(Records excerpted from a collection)
* * *

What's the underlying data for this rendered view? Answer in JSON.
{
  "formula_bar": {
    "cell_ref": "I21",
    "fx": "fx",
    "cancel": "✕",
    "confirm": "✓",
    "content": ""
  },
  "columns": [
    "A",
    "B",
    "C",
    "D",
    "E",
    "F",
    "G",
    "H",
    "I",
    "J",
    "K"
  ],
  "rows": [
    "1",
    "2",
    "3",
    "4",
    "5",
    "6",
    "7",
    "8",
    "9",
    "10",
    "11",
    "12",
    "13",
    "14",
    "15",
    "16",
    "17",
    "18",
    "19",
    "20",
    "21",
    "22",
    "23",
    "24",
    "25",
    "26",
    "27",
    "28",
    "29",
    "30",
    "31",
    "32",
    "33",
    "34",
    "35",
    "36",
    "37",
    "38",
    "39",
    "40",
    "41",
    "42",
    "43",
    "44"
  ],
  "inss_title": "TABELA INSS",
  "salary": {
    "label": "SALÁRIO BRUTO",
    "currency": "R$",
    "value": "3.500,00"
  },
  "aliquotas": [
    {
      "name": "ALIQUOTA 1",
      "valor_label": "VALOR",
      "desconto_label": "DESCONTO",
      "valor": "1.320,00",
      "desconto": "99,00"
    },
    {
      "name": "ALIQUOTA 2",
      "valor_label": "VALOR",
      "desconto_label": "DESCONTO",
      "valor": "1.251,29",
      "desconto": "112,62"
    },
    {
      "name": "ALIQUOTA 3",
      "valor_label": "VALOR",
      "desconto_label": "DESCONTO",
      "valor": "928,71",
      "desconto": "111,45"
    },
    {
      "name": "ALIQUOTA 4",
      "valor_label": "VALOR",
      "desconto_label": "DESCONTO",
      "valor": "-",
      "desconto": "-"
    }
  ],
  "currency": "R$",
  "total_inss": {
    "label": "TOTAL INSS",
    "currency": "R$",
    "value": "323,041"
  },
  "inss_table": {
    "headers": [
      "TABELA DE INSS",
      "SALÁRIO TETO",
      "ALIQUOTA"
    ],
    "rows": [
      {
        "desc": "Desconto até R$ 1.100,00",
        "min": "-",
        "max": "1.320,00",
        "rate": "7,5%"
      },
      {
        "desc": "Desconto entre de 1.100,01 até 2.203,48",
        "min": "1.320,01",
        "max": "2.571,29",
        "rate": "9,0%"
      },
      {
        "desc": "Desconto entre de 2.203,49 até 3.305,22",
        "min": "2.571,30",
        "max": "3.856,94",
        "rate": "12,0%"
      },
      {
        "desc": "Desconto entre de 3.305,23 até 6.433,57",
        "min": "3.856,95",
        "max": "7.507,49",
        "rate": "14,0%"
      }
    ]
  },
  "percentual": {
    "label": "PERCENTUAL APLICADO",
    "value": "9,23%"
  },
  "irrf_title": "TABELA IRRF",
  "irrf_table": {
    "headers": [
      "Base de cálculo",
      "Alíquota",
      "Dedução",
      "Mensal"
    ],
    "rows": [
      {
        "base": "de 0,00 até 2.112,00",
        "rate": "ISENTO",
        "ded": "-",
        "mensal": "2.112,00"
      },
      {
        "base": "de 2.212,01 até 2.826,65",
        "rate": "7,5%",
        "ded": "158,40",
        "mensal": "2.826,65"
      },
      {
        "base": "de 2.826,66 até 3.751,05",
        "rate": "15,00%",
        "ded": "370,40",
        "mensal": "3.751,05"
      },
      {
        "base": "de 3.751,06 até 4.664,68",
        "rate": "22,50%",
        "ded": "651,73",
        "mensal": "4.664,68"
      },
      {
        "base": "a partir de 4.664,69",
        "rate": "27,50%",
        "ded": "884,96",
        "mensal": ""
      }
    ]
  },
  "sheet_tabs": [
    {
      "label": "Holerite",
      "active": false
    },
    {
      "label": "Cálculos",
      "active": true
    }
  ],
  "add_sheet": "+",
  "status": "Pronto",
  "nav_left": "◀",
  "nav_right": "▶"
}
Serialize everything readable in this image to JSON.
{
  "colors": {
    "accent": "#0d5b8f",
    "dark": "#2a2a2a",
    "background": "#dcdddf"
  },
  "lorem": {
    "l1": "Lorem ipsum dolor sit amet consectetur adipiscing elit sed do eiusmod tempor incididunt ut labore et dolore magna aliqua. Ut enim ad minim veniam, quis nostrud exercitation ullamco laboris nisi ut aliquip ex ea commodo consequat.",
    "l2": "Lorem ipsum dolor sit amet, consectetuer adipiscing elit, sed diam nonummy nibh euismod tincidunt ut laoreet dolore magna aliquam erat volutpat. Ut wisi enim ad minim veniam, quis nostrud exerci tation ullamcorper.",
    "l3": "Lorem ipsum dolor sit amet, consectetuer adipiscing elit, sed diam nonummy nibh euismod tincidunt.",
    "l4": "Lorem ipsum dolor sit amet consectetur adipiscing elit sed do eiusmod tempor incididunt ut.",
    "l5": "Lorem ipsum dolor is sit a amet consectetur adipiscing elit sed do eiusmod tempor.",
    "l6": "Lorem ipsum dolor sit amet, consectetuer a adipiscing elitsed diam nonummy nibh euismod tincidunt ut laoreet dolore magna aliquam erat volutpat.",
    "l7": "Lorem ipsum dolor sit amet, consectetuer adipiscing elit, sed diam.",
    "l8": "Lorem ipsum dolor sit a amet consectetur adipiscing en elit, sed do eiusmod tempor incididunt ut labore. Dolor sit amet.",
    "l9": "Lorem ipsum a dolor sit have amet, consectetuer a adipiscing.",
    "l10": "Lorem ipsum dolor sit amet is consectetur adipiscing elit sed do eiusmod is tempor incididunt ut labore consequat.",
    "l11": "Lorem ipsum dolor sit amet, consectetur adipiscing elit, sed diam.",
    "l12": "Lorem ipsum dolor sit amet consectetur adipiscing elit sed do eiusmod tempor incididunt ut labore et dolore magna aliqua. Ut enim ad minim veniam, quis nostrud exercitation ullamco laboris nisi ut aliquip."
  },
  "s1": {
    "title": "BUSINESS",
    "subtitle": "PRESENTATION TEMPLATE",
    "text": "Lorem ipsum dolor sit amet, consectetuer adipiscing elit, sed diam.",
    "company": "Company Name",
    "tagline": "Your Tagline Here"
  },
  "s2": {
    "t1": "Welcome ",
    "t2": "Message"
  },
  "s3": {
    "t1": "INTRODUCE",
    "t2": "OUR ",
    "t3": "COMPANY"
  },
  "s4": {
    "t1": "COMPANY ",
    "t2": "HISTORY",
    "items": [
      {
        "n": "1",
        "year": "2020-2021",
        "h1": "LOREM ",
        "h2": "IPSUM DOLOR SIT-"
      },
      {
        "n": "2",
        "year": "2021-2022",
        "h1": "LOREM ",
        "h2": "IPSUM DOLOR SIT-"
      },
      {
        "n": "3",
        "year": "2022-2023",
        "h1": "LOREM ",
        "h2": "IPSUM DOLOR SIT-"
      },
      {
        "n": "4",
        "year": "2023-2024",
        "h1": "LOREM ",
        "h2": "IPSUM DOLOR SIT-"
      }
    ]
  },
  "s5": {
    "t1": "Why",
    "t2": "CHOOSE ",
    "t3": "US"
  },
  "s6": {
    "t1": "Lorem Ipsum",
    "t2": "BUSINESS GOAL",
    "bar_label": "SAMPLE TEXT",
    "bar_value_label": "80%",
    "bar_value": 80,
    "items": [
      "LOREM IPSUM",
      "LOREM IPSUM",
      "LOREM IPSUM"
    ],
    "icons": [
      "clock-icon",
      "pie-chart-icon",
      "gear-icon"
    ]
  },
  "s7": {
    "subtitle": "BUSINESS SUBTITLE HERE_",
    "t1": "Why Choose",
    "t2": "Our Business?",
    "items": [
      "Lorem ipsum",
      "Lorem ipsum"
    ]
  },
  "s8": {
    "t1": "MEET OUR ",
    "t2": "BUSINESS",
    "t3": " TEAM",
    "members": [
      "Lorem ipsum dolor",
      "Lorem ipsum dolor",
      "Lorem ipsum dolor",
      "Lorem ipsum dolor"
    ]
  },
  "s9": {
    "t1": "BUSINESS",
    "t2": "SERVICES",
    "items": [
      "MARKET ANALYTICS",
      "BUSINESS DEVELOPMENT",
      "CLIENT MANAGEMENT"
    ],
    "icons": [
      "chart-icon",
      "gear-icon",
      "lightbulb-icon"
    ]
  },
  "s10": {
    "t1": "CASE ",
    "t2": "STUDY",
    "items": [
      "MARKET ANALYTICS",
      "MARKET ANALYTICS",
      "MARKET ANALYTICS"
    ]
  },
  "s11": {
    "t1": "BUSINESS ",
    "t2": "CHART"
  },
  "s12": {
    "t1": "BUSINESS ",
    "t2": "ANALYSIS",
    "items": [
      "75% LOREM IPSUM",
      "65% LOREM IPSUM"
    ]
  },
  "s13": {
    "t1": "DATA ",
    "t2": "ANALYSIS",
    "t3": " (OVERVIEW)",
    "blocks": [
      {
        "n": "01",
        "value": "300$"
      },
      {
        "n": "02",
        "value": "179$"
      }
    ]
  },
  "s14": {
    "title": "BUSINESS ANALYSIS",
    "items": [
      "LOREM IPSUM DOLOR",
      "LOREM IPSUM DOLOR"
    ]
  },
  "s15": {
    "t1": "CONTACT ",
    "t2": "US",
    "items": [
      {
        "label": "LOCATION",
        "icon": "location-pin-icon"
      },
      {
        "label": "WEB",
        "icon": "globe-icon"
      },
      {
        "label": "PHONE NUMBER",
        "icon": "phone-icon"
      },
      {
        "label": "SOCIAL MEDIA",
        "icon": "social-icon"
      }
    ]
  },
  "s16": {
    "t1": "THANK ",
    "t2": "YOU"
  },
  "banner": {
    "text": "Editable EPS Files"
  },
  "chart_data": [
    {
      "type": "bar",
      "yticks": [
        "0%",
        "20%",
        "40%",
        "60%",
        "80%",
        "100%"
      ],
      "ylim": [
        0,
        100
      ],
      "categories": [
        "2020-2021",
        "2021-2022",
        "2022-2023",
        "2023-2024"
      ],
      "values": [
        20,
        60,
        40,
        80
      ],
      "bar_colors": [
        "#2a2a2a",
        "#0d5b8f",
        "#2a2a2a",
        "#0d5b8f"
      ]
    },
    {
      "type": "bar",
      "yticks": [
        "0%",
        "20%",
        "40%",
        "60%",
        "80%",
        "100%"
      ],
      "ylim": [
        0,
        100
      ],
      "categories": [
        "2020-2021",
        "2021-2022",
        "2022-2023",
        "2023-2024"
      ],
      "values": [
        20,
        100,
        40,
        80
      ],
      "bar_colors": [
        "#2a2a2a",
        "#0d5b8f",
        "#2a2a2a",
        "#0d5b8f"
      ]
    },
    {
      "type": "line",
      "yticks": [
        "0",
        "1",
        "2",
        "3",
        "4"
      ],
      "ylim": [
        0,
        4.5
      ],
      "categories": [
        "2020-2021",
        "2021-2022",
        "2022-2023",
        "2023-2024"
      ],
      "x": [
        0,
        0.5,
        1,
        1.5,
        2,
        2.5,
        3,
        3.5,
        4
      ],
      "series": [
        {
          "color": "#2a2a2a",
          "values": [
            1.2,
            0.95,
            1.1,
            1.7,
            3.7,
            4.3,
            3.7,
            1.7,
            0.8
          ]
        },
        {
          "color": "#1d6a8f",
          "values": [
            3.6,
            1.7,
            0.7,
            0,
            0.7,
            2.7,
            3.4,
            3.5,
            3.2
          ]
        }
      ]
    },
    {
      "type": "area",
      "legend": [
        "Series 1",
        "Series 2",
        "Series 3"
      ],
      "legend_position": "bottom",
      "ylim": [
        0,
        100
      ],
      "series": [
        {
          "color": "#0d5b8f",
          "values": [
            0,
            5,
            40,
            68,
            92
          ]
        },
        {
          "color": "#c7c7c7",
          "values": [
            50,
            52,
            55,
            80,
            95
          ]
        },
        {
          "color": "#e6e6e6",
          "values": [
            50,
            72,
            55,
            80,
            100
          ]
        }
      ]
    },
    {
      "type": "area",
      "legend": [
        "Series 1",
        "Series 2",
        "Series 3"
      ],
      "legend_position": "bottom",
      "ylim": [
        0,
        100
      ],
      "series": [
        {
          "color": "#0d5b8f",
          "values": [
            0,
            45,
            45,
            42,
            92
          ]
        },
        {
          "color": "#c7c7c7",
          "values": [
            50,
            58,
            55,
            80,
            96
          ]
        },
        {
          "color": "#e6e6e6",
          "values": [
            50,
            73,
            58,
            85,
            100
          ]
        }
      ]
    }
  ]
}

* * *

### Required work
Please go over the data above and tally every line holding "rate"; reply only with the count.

### Exercise response
9